Church of England Vision for Education
Deeply Christian, Serving the Common Good
The vision is deeply Christian, with the promise by Jesus of ‘life in all its fullness’ at its heart. Our vision embraces the spiritual, physical, intellectual, emotional, moral and social development of children and young people. We offer a vision of human flourishing for all, one that embraces excellence and academic rigour, but sets them in a wider framework. This is worked out theologically and educationally through four basic elements which permeate our vision for education:
Wisdom, Hope, Community and Dignity
Educating for Wisdom, Knowledge and Skills
Good schools foster confidence, delight and discipline in seeking wisdom, knowledge, truth, understanding, know-how, and the skills needed to shape life well. They nurture academic habits and skills, emotional intelligence and creativity across the whole range of school subjects, including areas such as music, drama and the arts, information and other technologies, sustainable development, sport, and what one needs to understand and practise in order to be a good person, citizen, parent, employee, team or group member, or leader.
Educating for Hope and Aspiration
In the drama of ongoing life, how we learn to approach the future is crucial. Good schools open up horizons of hope and aspiration, and guide pupils into ways of fulfilling them. They also cope wisely with things and people going wrong. Bad experiences and behaviour, wrongdoing and evil need not have the last word. There are resources for healing, repair and renewal; repentance, forgiveness, truth and reconciliation are possible; and meaning, trust, generosity, compassion and hope are more fundamental than meaninglessness, suspicion, selfishness, hardheartedness and despair.
Educating for Community and Living Well Together
We are only persons with each other: our humanity is ‘co-humanity’, inextricably involved with others, utterly relational, both in our humanity and our shared life on a finite planet. If those others are of ultimate worth then we are each called to responsibility towards them and to contribute responsibly to our communities. The good life is ‘with and for others in just institutions’. So education needs to have a core focus on relationships and commitments, participation in communities and institutions, and the qualities of character that enable people to flourish together.
Educating for Dignity and Respect Human dignity
The ultimate worth of each person, is central to good education. The basic principle of respect for the value of each person involves continual discernment, deliberation and action, and schools are one of the main places where this happens, and where the understanding and practices it requires are learned.
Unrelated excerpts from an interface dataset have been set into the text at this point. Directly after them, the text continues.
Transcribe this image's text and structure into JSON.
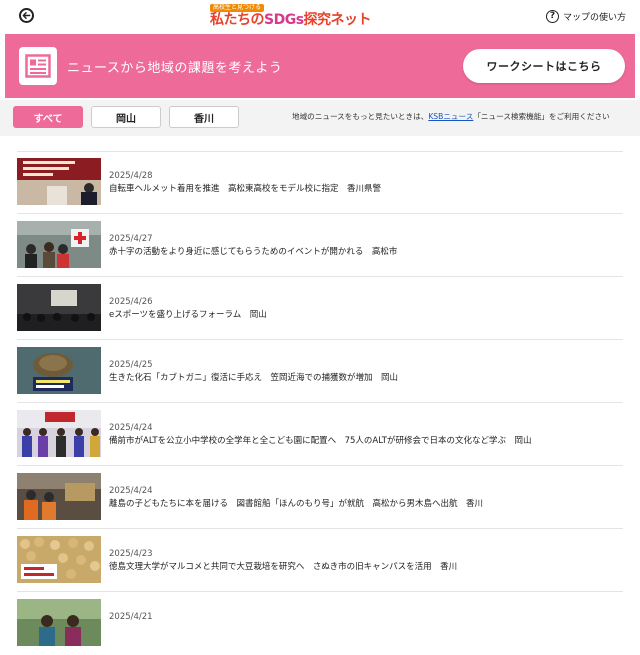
{
  "header": {
    "back_label": "",
    "logo_tagline": "高校生と見つける",
    "logo_prefix": "私たちの",
    "logo_sdgs": "SDGs",
    "logo_suffix": "探究ネット",
    "help_icon_glyph": "?",
    "help_label": "マップの使い方"
  },
  "banner": {
    "title": "ニュースから地域の課題を考えよう",
    "worksheet_button": "ワークシートはこちら",
    "color": "#ee6a99"
  },
  "filters": {
    "tabs": [
      {
        "label": "すべて",
        "active": true
      },
      {
        "label": "岡山",
        "active": false
      },
      {
        "label": "香川",
        "active": false
      }
    ]
  },
  "notice": {
    "before": "地域のニュースをもっと見たいときは、",
    "link": "KSBニュース",
    "after": "「ニュース検索機能」をご利用ください"
  },
  "news": [
    {
      "date": "2025/4/28",
      "title": "自転車ヘルメット着用を推進　高松東高校をモデル校に指定　香川県警",
      "thumb": "bike-helmet-ceremony"
    },
    {
      "date": "2025/4/27",
      "title": "赤十字の活動をより身近に感じてもらうためのイベントが開かれる　高松市",
      "thumb": "red-cross-event"
    },
    {
      "date": "2025/4/26",
      "title": "eスポーツを盛り上げるフォーラム　岡山",
      "thumb": "esports-forum"
    },
    {
      "date": "2025/4/25",
      "title": "生きた化石「カブトガニ」復活に手応え　笠岡近海での捕獲数が増加　岡山",
      "thumb": "horseshoe-crab"
    },
    {
      "date": "2025/4/24",
      "title": "備前市がALTを公立小中学校の全学年と全こども園に配置へ　75人のALTが研修会で日本の文化など学ぶ　岡山",
      "thumb": "alt-training"
    },
    {
      "date": "2025/4/24",
      "title": "離島の子どもたちに本を届ける　図書館船「ほんのもり号」が就航　高松から男木島へ出航　香川",
      "thumb": "library-boat"
    },
    {
      "date": "2025/4/23",
      "title": "徳島文理大学がマルコメと共同で大豆栽培を研究へ　さぬき市の旧キャンパスを活用　香川",
      "thumb": "soybeans"
    },
    {
      "date": "2025/4/21",
      "title": "",
      "thumb": "people-outdoor"
    }
  ]
}
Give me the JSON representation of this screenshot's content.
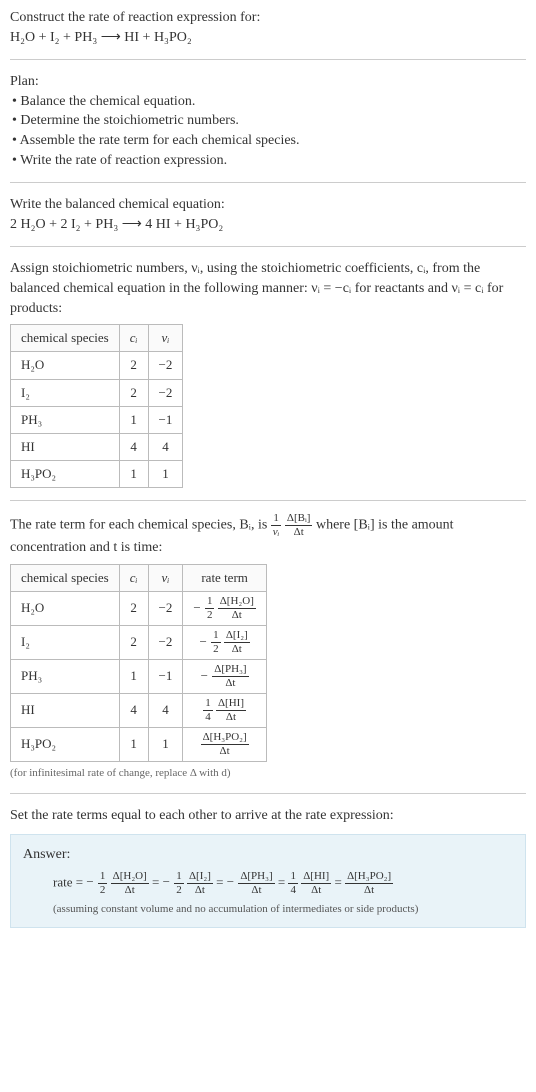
{
  "header": {
    "title": "Construct the rate of reaction expression for:",
    "equation": "H₂O + I₂ + PH₃  ⟶  HI + H₃PO₂"
  },
  "plan": {
    "title": "Plan:",
    "items": [
      "• Balance the chemical equation.",
      "• Determine the stoichiometric numbers.",
      "• Assemble the rate term for each chemical species.",
      "• Write the rate of reaction expression."
    ]
  },
  "balanced": {
    "title": "Write the balanced chemical equation:",
    "equation": "2 H₂O + 2 I₂ + PH₃  ⟶  4 HI + H₃PO₂"
  },
  "stoich_intro": "Assign stoichiometric numbers, νᵢ, using the stoichiometric coefficients, cᵢ, from the balanced chemical equation in the following manner: νᵢ = −cᵢ for reactants and νᵢ = cᵢ for products:",
  "table1": {
    "headers": [
      "chemical species",
      "cᵢ",
      "νᵢ"
    ],
    "rows": [
      {
        "sp": "H₂O",
        "c": "2",
        "v": "−2"
      },
      {
        "sp": "I₂",
        "c": "2",
        "v": "−2"
      },
      {
        "sp": "PH₃",
        "c": "1",
        "v": "−1"
      },
      {
        "sp": "HI",
        "c": "4",
        "v": "4"
      },
      {
        "sp": "H₃PO₂",
        "c": "1",
        "v": "1"
      }
    ]
  },
  "rateterm_intro_1": "The rate term for each chemical species, Bᵢ, is ",
  "rateterm_frac1_num": "1",
  "rateterm_frac1_den": "νᵢ",
  "rateterm_frac2_num": "Δ[Bᵢ]",
  "rateterm_frac2_den": "Δt",
  "rateterm_intro_2": " where [Bᵢ] is the amount concentration and t is time:",
  "table2": {
    "headers": [
      "chemical species",
      "cᵢ",
      "νᵢ",
      "rate term"
    ],
    "rows": [
      {
        "sp": "H₂O",
        "c": "2",
        "v": "−2",
        "sign": "−",
        "coef_num": "1",
        "coef_den": "2",
        "d_num": "Δ[H₂O]",
        "d_den": "Δt"
      },
      {
        "sp": "I₂",
        "c": "2",
        "v": "−2",
        "sign": "−",
        "coef_num": "1",
        "coef_den": "2",
        "d_num": "Δ[I₂]",
        "d_den": "Δt"
      },
      {
        "sp": "PH₃",
        "c": "1",
        "v": "−1",
        "sign": "−",
        "coef_num": "",
        "coef_den": "",
        "d_num": "Δ[PH₃]",
        "d_den": "Δt"
      },
      {
        "sp": "HI",
        "c": "4",
        "v": "4",
        "sign": "",
        "coef_num": "1",
        "coef_den": "4",
        "d_num": "Δ[HI]",
        "d_den": "Δt"
      },
      {
        "sp": "H₃PO₂",
        "c": "1",
        "v": "1",
        "sign": "",
        "coef_num": "",
        "coef_den": "",
        "d_num": "Δ[H₃PO₂]",
        "d_den": "Δt"
      }
    ]
  },
  "table2_note": "(for infinitesimal rate of change, replace Δ with d)",
  "final_intro": "Set the rate terms equal to each other to arrive at the rate expression:",
  "answer": {
    "title": "Answer:",
    "prefix": "rate = ",
    "terms": [
      {
        "sign": "−",
        "coef_num": "1",
        "coef_den": "2",
        "d_num": "Δ[H₂O]",
        "d_den": "Δt"
      },
      {
        "sign": "−",
        "coef_num": "1",
        "coef_den": "2",
        "d_num": "Δ[I₂]",
        "d_den": "Δt"
      },
      {
        "sign": "−",
        "coef_num": "",
        "coef_den": "",
        "d_num": "Δ[PH₃]",
        "d_den": "Δt"
      },
      {
        "sign": "",
        "coef_num": "1",
        "coef_den": "4",
        "d_num": "Δ[HI]",
        "d_den": "Δt"
      },
      {
        "sign": "",
        "coef_num": "",
        "coef_den": "",
        "d_num": "Δ[H₃PO₂]",
        "d_den": "Δt"
      }
    ],
    "note": "(assuming constant volume and no accumulation of intermediates or side products)"
  }
}
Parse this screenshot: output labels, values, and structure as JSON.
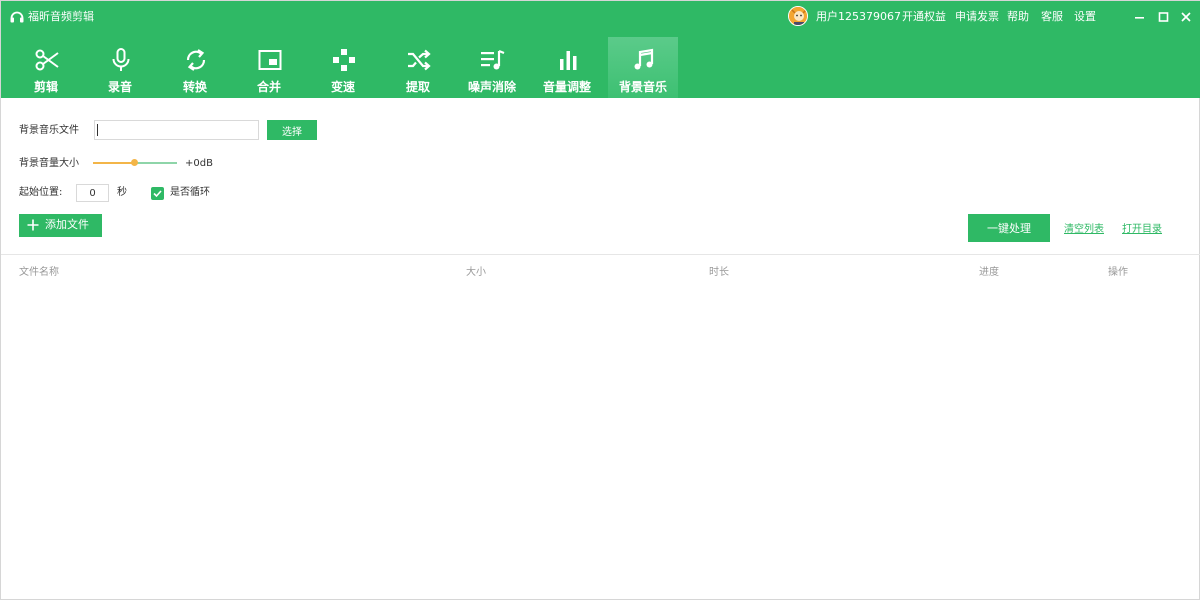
{
  "app": {
    "title": "福昕音频剪辑"
  },
  "topbar": {
    "user": "用户125379067",
    "links": [
      "开通权益",
      "申请发票",
      "帮助",
      "客服",
      "设置"
    ]
  },
  "tabs": [
    {
      "label": "剪辑",
      "icon": "scissors-icon"
    },
    {
      "label": "录音",
      "icon": "microphone-icon"
    },
    {
      "label": "转换",
      "icon": "sync-icon"
    },
    {
      "label": "合并",
      "icon": "merge-icon"
    },
    {
      "label": "变速",
      "icon": "gamepad-icon"
    },
    {
      "label": "提取",
      "icon": "shuffle-icon"
    },
    {
      "label": "噪声消除",
      "icon": "noise-list-icon"
    },
    {
      "label": "音量调整",
      "icon": "bar-chart-icon"
    },
    {
      "label": "背景音乐",
      "icon": "music-note-icon",
      "active": true
    }
  ],
  "settings": {
    "bgm_file_label": "背景音乐文件",
    "bgm_file_value": "",
    "select_button": "选择",
    "volume_label": "背景音量大小",
    "volume_value": "+0dB",
    "volume_level": 0.5,
    "start_label": "起始位置:",
    "start_value": "0",
    "start_unit": "秒",
    "loop_label": "是否循环",
    "loop_checked": true
  },
  "actions": {
    "add_file": "添加文件",
    "process": "一键处理",
    "clear_list": "清空列表",
    "open_dir": "打开目录"
  },
  "file_list": {
    "columns": [
      "文件名称",
      "大小",
      "时长",
      "进度",
      "操作"
    ],
    "rows": []
  },
  "colors": {
    "brand_green": "#2fb965",
    "slider_orange": "#f3b548"
  }
}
This includes vigilant safeguarding. It is especially important that the equal worth of those with and without special educational needs and disabilities is recognised in practice.